Person zooming up into the sky through the power of water

Julie’s Bicycle, alongside our partners Vision:2025, are collaborating with ten local authorities and more than 60 events to test how a Green Events Code of Practice (GECoP) can be adopted nationally.

“The Green Events Code of Practice has been developed to avoid a lottery of
expectations across England, and establish consistent standards. Everyone is
asking ‘what good looks like’ and how to understand and measure it. This project will
help to answer that question.”

– Vision: 2025 Chair and Shamabla Festival Director, Chris Johnson.

As a summer of exciting arts, music and sporting events gets underway, event organisers and attendees watch keenly as the effects of climate change – from floods to heatwaves – continue to be impossible to ignore. In the face of these challenges and with a desire to significantly lessen their environmental impact, the outdoor events industry has come together to take action.

The Green Events Code of Practice (GECoP), has been developed by the UK outdoor events industry as a working draft, and aims to establish clear, consistent, affordable, and workable minimum voluntary standards for sustainability in events nationally.

Practical use of the code as a framework will be tested out by events this summer and will help us understand the feasibility of rolling it out nationally as a best practice guide for outdoor events.

The Code focuses on seven key areas where positive environmental change can be achieved. Its overall aim is a minimum of 50% reduction of Greenhouse Gas (GHG) emissions by 2030 through reductions in fossil fuel consumption, reducing meat and dairy consumption, eliminating single-use plastic and many other measures.

Participating cities include Manchester, Liverpool and Reading, with events taking part including WOMEX Worldwide Music Expo, Bristol’s Harbour Festival, Parklife Festival, Reading Festival, The Davis Cup, Shambala Festival, Leicester Mela, National Athletics Championships, Chinese New Year celebrations, the Euro 2024 Fan Village, and several Pride festivals.

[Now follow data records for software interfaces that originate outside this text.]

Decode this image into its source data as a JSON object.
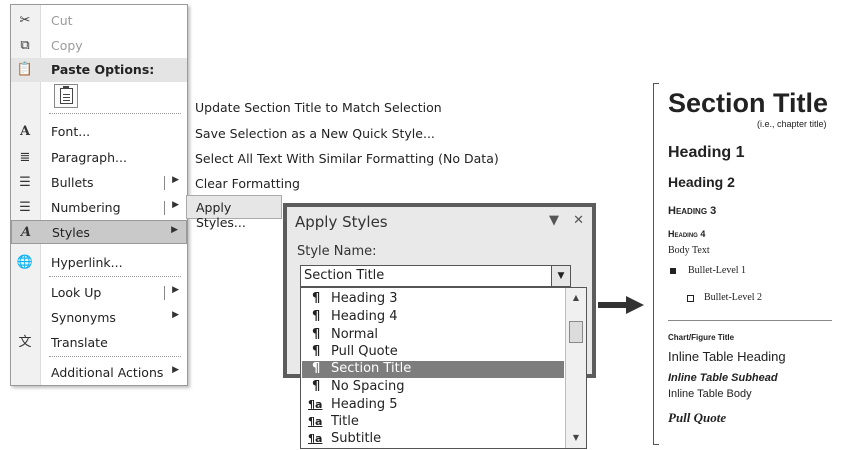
{
  "context_menu": {
    "items": [
      {
        "label": "Cut",
        "icon": "scissors-icon",
        "disabled": true
      },
      {
        "label": "Copy",
        "icon": "copy-icon",
        "disabled": true
      },
      {
        "label": "Paste Options:",
        "icon": "paste-icon"
      },
      {
        "label": "Font...",
        "icon": "font-icon"
      },
      {
        "label": "Paragraph...",
        "icon": "paragraph-icon"
      },
      {
        "label": "Bullets",
        "icon": "bullets-icon"
      },
      {
        "label": "Numbering",
        "icon": "numbering-icon"
      },
      {
        "label": "Styles",
        "icon": "styles-icon"
      },
      {
        "label": "Hyperlink...",
        "icon": "hyperlink-icon"
      },
      {
        "label": "Look Up"
      },
      {
        "label": "Synonyms"
      },
      {
        "label": "Translate",
        "icon": "translate-icon"
      },
      {
        "label": "Additional Actions"
      }
    ]
  },
  "styles_submenu": {
    "items": [
      "Update Section Title to Match Selection",
      "Save Selection as a New Quick Style...",
      "Select All Text With Similar Formatting (No Data)",
      "Clear Formatting",
      "Apply Styles..."
    ]
  },
  "apply_styles_pane": {
    "title": "Apply Styles",
    "style_name_label": "Style Name:",
    "style_name_value": "Section Title",
    "list": [
      {
        "mark": "¶",
        "label": "Heading 3"
      },
      {
        "mark": "¶",
        "label": "Heading 4"
      },
      {
        "mark": "¶",
        "label": "Normal"
      },
      {
        "mark": "¶",
        "label": "Pull Quote"
      },
      {
        "mark": "¶",
        "label": "Section Title",
        "selected": true
      },
      {
        "mark": "¶",
        "label": "No Spacing"
      },
      {
        "mark": "¶a",
        "label": "Heading 5"
      },
      {
        "mark": "¶a",
        "label": "Title"
      },
      {
        "mark": "¶a",
        "label": "Subtitle"
      }
    ]
  },
  "style_preview": {
    "section_title": "Section Title",
    "section_note": "(i.e., chapter title)",
    "heading1": "Heading 1",
    "heading2": "Heading 2",
    "heading3": "Heading 3",
    "heading4": "Heading 4",
    "body_text": "Body Text",
    "bullet1": "Bullet-Level 1",
    "bullet2": "Bullet-Level 2",
    "chart_title": "Chart/Figure Title",
    "inline_table_heading": "Inline Table Heading",
    "inline_table_subhead": "Inline Table Subhead",
    "inline_table_body": "Inline Table Body",
    "pull_quote": "Pull Quote"
  }
}
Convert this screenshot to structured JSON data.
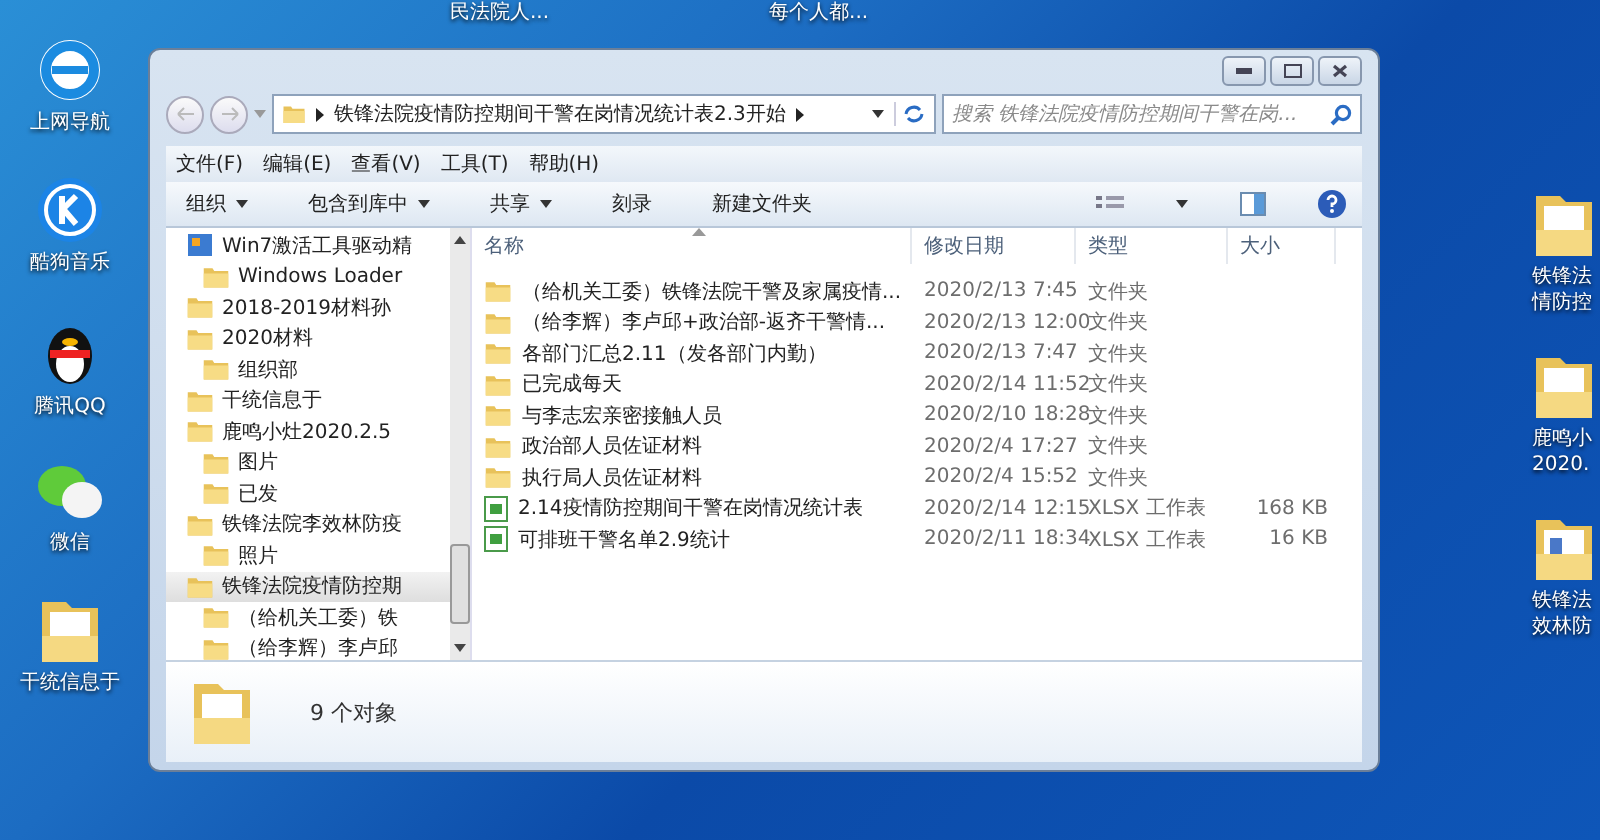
{
  "desktop_captions_top": [
    "民法院人...",
    "每个人都..."
  ],
  "desktop_icons_left": [
    {
      "label": "上网导航",
      "kind": "browser"
    },
    {
      "label": "酷狗音乐",
      "kind": "music"
    },
    {
      "label": "腾讯QQ",
      "kind": "qq"
    },
    {
      "label": "微信",
      "kind": "chat"
    },
    {
      "label": "干统信息于",
      "kind": "folder"
    }
  ],
  "desktop_icons_right": [
    {
      "label": "铁锋法情防控",
      "kind": "folder"
    },
    {
      "label": "鹿鸣小2020.",
      "kind": "folder"
    },
    {
      "label": "铁锋法效林防",
      "kind": "folder-doc"
    }
  ],
  "window": {
    "address": [
      "铁锋法院疫情防控期间干警在岗情况统计表2.3开始"
    ],
    "search": {
      "placeholder": "搜索 铁锋法院疫情防控期间干警在岗..."
    },
    "menu": [
      "文件(F)",
      "编辑(E)",
      "查看(V)",
      "工具(T)",
      "帮助(H)"
    ],
    "toolbar": [
      {
        "label": "组织",
        "dropdown": true
      },
      {
        "label": "包含到库中",
        "dropdown": true
      },
      {
        "label": "共享",
        "dropdown": true
      },
      {
        "label": "刻录",
        "dropdown": false
      },
      {
        "label": "新建文件夹",
        "dropdown": false
      }
    ],
    "nav_tree": [
      {
        "label": "Win7激活工具驱动精",
        "kind": "app",
        "selected": false,
        "children": [
          {
            "label": "Windows Loader",
            "kind": "folder",
            "selected": false
          }
        ]
      },
      {
        "label": "2018-2019材料孙",
        "kind": "folder",
        "selected": false
      },
      {
        "label": "2020材料",
        "kind": "folder",
        "selected": false,
        "children": [
          {
            "label": "组织部",
            "kind": "folder",
            "selected": false
          }
        ]
      },
      {
        "label": "干统信息于",
        "kind": "folder",
        "selected": false
      },
      {
        "label": "鹿鸣小灶2020.2.5",
        "kind": "folder",
        "selected": false,
        "children": [
          {
            "label": "图片",
            "kind": "folder",
            "selected": false
          },
          {
            "label": "已发",
            "kind": "folder",
            "selected": false
          }
        ]
      },
      {
        "label": "铁锋法院李效林防疫",
        "kind": "folder",
        "selected": false,
        "children": [
          {
            "label": "照片",
            "kind": "folder",
            "selected": false
          }
        ]
      },
      {
        "label": "铁锋法院疫情防控期",
        "kind": "folder",
        "selected": true,
        "children": [
          {
            "label": "（给机关工委）铁",
            "kind": "folder",
            "selected": false
          },
          {
            "label": "（给李辉）李卢邱",
            "kind": "folder",
            "selected": false
          }
        ]
      }
    ],
    "columns": [
      "名称",
      "修改日期",
      "类型",
      "大小"
    ],
    "files": [
      {
        "name": "（给机关工委）铁锋法院干警及家属疫情...",
        "date": "2020/2/13 7:45",
        "type": "文件夹",
        "kind": "folder"
      },
      {
        "name": "（给李辉）李卢邱+政治部-返齐干警情...",
        "date": "2020/2/13 12:00",
        "type": "文件夹",
        "kind": "folder"
      },
      {
        "name": "各部门汇总2.11（发各部门内勤）",
        "date": "2020/2/13 7:47",
        "type": "文件夹",
        "kind": "folder"
      },
      {
        "name": "已完成每天",
        "date": "2020/2/14 11:52",
        "type": "文件夹",
        "kind": "folder"
      },
      {
        "name": "与李志宏亲密接触人员",
        "date": "2020/2/10 18:28",
        "type": "文件夹",
        "kind": "folder"
      },
      {
        "name": "政治部人员佐证材料",
        "date": "2020/2/4 17:27",
        "type": "文件夹",
        "kind": "folder"
      },
      {
        "name": "执行局人员佐证材料",
        "date": "2020/2/4 15:52",
        "type": "文件夹",
        "kind": "folder"
      },
      {
        "name": "2.14疫情防控期间干警在岗情况统计表",
        "date": "2020/2/14 12:15",
        "type": "XLSX 工作表",
        "size": "168 KB",
        "kind": "xlsx"
      },
      {
        "name": "可排班干警名单2.9统计",
        "date": "2020/2/11 18:34",
        "type": "XLSX 工作表",
        "size": "16 KB",
        "kind": "xlsx"
      }
    ],
    "status": "9 个对象"
  }
}
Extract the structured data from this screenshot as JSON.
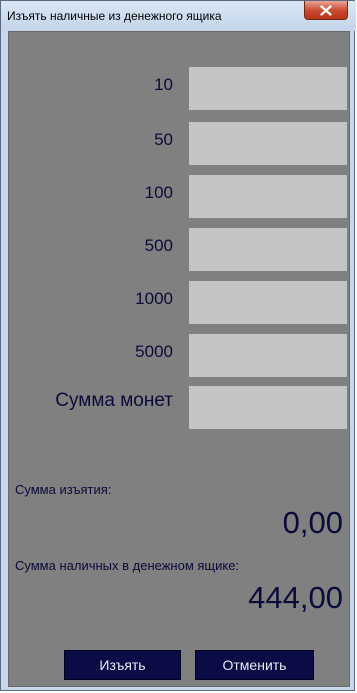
{
  "window": {
    "title": "Изъять наличные из денежного ящика"
  },
  "denominations": [
    {
      "label": "10",
      "value": ""
    },
    {
      "label": "50",
      "value": ""
    },
    {
      "label": "100",
      "value": ""
    },
    {
      "label": "500",
      "value": ""
    },
    {
      "label": "1000",
      "value": ""
    },
    {
      "label": "5000",
      "value": ""
    },
    {
      "label": "Сумма монет",
      "value": ""
    }
  ],
  "summary": {
    "withdrawal_label": "Сумма изъятия:",
    "withdrawal_value": "0,00",
    "drawer_label": "Сумма наличных в денежном ящике:",
    "drawer_value": "444,00"
  },
  "buttons": {
    "withdraw_label": "Изъять",
    "cancel_label": "Отменить"
  },
  "icons": {
    "close": "close-icon"
  },
  "colors": {
    "client_background": "#808080",
    "input_background": "#c4c4c4",
    "text": "#0b0b3a",
    "button_background": "#0b0b45",
    "close_button": "#c8482e"
  }
}
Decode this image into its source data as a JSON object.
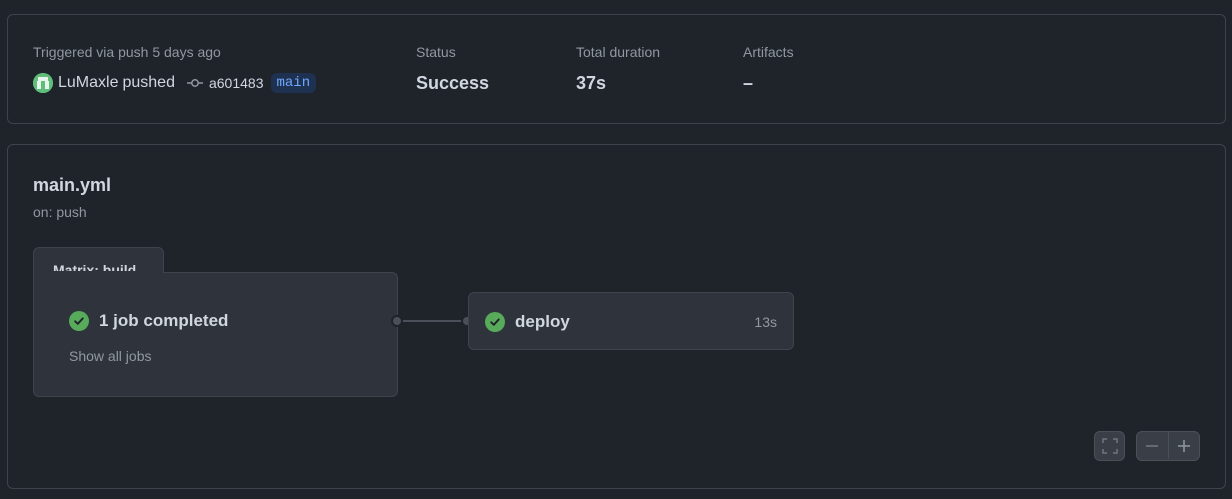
{
  "summary": {
    "trigger_label": "Triggered via push 5 days ago",
    "actor": "LuMaxle",
    "action": "pushed",
    "commit_sha": "a601483",
    "branch": "main",
    "status_label": "Status",
    "status_value": "Success",
    "duration_label": "Total duration",
    "duration_value": "37s",
    "artifacts_label": "Artifacts",
    "artifacts_value": "–"
  },
  "workflow": {
    "file_name": "main.yml",
    "trigger": "on: push",
    "matrix": {
      "tab_label": "Matrix: build",
      "summary": "1 job completed",
      "show_all": "Show all jobs"
    },
    "jobs": [
      {
        "name": "deploy",
        "duration": "13s",
        "status": "success"
      }
    ]
  },
  "icons": {
    "success": "check-circle-icon",
    "commit": "git-commit-icon",
    "fullscreen": "fullscreen-icon",
    "zoom_out": "minus-icon",
    "zoom_in": "plus-icon"
  },
  "colors": {
    "success": "#57ab5a",
    "branch_bg": "#1f3150",
    "branch_fg": "#6fa8ff",
    "background": "#1f232a"
  }
}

In December 2024 the project will report on the variety of ways the code has been put into practice, and outline a pathway to national adoption.

The project is co-funded by Arts Council England and participating local authorities.

Find out more